Vaccination is the best protection against serious pneumococcal infections and their complications. For instance, bacteremia that is a blood infection, with or without pneumonia, and meningitis that is an infection of the brain lining are 2 serious infections caused by pneumococcus.
There are several types of pneumococcus. The polysaccharide vaccine provides protection against the 23 types most frequent.
The polysaccharide pneumococcal vaccine is recommended for people aged 65 and older. It is also indicated for persons ages 2 to 64 who have a high risk of serious pneumococcal infection.
Persons with a high risk of serious pneumococcal infection include:
- those with no spleen or a malfunctioning spleen, through surgery or after certain diseases

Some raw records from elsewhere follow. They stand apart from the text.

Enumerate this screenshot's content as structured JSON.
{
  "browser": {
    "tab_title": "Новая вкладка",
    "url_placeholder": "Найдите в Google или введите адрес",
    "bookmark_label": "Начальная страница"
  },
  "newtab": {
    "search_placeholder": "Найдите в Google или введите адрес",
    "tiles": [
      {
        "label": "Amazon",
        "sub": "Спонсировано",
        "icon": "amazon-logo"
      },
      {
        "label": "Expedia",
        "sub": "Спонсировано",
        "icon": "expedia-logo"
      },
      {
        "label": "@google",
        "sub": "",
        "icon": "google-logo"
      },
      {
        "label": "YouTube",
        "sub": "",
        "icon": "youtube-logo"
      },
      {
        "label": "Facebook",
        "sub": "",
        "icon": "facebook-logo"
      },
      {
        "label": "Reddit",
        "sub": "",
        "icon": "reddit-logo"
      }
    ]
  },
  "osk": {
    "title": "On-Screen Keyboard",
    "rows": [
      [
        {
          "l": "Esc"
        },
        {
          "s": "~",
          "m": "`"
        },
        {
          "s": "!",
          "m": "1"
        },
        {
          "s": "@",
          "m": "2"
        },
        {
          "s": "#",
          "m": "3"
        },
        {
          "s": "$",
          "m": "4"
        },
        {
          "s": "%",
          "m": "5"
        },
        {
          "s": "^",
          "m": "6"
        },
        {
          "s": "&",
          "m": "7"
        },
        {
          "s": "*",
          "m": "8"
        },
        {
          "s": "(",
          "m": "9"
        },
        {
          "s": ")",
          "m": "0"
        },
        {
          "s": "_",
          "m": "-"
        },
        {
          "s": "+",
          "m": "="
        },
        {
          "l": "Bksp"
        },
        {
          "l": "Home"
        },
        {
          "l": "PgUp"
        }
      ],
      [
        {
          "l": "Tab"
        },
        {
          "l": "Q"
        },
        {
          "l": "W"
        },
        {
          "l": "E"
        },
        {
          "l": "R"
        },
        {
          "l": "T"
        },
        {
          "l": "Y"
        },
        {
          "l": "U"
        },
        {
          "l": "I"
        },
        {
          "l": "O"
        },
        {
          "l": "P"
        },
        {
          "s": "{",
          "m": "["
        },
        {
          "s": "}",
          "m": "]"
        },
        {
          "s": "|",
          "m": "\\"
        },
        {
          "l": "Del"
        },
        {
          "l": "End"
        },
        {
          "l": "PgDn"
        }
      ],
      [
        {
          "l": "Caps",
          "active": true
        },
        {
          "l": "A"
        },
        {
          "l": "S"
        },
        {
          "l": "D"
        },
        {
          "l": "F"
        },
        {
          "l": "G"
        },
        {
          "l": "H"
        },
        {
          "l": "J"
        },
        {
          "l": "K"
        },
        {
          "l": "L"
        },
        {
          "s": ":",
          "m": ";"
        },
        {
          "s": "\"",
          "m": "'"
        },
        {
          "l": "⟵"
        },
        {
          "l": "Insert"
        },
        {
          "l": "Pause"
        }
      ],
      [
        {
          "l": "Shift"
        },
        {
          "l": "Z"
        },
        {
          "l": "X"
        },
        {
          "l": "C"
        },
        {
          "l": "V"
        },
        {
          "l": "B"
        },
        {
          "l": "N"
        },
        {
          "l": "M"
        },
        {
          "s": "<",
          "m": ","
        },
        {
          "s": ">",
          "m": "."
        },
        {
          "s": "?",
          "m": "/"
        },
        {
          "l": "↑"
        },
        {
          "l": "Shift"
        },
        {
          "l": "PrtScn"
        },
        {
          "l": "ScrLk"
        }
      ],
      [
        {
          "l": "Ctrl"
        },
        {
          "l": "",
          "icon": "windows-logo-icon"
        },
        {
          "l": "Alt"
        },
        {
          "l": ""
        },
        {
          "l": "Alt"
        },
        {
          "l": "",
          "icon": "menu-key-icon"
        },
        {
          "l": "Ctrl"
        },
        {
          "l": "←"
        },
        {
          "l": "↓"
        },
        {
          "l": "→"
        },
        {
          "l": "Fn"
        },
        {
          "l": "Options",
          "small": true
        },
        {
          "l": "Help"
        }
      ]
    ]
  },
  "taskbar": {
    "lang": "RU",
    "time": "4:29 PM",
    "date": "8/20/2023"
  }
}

- those who have cochlear implant surgery
- those who suffer from certain chronic diseases such as diabetes, cancer or heart, respiratory, or kidney disease
- those aged 50 and older who suffer from asthma requiring regular medical follow-up
- those whose immune system has been weakened
Some symptoms may be caused by the vaccine, e.g. redness at the injection site. Other problems may occur by chance and are not related to the vaccine, e.g. cold, gastro, headache.
Pneumococcal polysaccharide vaccine is safe. Most reactions are harmless and do not last long.
|Frequency||Possible reactions to the vaccine|
In most cases
What to Do after Vaccination
Tips to follow immediately following vaccination
Wait 15 minutes before leaving premises where vaccine is received. If an allergic reaction occurs, the symptoms will appear a few minutes after the vaccination.
If you feel side effects, immediately inform the person giving the vaccine. That person will be able to treat you immediately.
Tips to follow at home
If you experience redness, pain or swelling at the injection site, apply a cold, damp compress on it.
Use medication for fever or discomfort if needed.
When to Seek Medical Help
See a doctor if one of the following applies to you:
- You experience serious and unusual symptoms
- Your symptoms get worse instead of improving
- Your symptoms last over 48 hours
Last update: 27 July 2017, 03:21